Tuesday, May 10, 2011


When the microprocessor came out, it pretty much revolutionized the computer industry; the development was exponential, and from rudimentary calculus machines, we went to today's standards, when an average computer can make more calculations than half of mankind put together. But this development seems to have reached a sort of plateau; after all, there is a limit to how many transistors you can use, there is a limit to how many processors you can put on a motherboard. Where can we go from here ? The answers seems to come up from the most surprising of places - quantum mechanics; and the next step ?Quantum computers.
In the world of quantum mechanics, things don't happen as they do in the real world. It has its own set of laws, that were developed for the purpose of explaining why light somehow acts like a wave, and sometimes like particles. The result is you get a bunch of phenomena that seem just absurd in the real word, but they are very much true in the quantum world; two of these phenomena are quantum entanglement and quantum superposition (if you are interested, find explanations about these at the end of the article).
Basically, instead of using bits, in the quantum computing system, you would use qubits. How they differ from bits is actually extremely interesting; bits are basic... bits of information. They are either 1 or 0, black or white, and this is how they work and how they transfer information.
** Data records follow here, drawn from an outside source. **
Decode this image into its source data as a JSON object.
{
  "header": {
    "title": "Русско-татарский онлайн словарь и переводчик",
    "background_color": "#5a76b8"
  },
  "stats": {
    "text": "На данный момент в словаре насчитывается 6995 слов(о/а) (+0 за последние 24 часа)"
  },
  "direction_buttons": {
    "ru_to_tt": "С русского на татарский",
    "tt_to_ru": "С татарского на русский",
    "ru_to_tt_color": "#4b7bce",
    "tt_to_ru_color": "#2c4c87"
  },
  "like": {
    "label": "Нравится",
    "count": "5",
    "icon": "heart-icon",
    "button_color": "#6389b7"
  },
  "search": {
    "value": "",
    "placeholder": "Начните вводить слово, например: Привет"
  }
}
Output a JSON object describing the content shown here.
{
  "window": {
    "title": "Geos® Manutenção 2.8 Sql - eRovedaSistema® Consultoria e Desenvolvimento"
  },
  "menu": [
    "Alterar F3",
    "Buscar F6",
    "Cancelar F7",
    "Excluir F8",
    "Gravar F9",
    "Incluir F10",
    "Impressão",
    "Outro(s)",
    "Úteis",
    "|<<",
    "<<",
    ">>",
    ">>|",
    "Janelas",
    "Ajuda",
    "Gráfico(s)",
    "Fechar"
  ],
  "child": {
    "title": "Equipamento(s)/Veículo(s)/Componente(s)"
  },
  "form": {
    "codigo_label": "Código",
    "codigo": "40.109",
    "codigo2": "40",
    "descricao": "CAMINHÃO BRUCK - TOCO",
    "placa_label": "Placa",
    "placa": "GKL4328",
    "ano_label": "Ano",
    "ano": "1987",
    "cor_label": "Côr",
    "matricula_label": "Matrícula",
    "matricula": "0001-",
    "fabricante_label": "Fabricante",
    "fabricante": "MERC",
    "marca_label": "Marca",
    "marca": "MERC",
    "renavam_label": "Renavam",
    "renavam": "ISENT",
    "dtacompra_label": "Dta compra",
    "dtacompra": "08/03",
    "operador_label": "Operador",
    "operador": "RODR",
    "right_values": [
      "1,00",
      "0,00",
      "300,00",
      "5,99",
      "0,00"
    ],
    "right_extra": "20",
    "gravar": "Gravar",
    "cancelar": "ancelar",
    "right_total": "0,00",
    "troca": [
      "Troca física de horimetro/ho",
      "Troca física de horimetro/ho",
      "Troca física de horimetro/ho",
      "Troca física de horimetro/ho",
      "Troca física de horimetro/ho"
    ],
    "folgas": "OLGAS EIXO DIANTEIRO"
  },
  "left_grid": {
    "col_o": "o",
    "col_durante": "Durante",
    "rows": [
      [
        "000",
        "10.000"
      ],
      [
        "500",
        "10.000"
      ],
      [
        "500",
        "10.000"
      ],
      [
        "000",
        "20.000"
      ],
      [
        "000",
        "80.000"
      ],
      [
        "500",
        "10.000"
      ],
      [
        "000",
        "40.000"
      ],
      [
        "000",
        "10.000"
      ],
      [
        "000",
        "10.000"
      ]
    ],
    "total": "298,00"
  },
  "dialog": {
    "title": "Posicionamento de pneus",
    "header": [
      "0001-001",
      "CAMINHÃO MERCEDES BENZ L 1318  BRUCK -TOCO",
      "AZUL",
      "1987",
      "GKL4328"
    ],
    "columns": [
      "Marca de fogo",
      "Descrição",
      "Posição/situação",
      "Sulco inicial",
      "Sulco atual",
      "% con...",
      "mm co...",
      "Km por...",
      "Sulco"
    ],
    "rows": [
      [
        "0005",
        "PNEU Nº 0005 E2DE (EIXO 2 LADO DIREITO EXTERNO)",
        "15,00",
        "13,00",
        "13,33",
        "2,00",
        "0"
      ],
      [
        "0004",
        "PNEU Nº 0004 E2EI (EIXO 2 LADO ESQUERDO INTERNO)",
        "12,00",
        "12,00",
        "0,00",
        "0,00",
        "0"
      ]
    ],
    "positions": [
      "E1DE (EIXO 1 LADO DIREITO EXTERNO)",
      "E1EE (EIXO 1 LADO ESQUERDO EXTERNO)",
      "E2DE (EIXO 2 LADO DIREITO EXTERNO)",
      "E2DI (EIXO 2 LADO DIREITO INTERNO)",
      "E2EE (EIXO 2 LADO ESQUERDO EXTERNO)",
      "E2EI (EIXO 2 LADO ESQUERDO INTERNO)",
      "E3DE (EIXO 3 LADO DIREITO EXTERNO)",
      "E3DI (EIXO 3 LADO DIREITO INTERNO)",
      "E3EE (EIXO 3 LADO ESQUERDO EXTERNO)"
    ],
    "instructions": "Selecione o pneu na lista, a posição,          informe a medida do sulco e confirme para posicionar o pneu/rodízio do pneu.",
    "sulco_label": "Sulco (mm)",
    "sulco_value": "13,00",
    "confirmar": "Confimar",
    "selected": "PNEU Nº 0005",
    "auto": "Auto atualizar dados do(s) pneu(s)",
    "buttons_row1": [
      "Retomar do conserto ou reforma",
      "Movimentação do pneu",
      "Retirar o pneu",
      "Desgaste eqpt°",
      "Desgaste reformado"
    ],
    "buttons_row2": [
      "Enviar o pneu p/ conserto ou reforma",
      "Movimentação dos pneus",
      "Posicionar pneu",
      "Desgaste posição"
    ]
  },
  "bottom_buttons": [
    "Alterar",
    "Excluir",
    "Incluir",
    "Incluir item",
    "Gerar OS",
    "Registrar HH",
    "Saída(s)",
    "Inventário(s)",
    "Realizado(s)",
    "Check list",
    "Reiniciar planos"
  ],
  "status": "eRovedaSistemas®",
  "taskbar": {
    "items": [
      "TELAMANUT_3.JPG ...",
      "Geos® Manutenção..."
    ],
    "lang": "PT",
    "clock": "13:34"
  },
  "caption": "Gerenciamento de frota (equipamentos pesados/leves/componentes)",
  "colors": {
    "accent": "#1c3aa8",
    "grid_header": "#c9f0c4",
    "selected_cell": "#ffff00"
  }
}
The qubit on the other hand has with additional dimensions associated to the quantum properties of a physical atom. The physical construction of quantum computers is itself an arrangement of entangled atoms, and the qubit represents[clarification needed] both the state memory and the state of entanglement in a system. Basically, a qubit can be either a 1, a 0, and there is a possibility for each one of these outcomes. Doesn't make a lot of sense, does it ? For quanta, it does.
The advantages here are absolutely huge - they would be able to make much more calculations, extremely more calculations actually. Thus we would see significant developments in astronomy, sociology, physics, and pretty much every field of science which relies on computer models - almost all of them, actually.
However, there is still a long way to go to reach that place. Although the scientific world has been abuzz with the sale of a quantum computer, researchers claim that there is still a really long way to go until we get a competitive one. But they will come, and hopefully, the world will know how to make good use of them.

No comments:

Post a Comment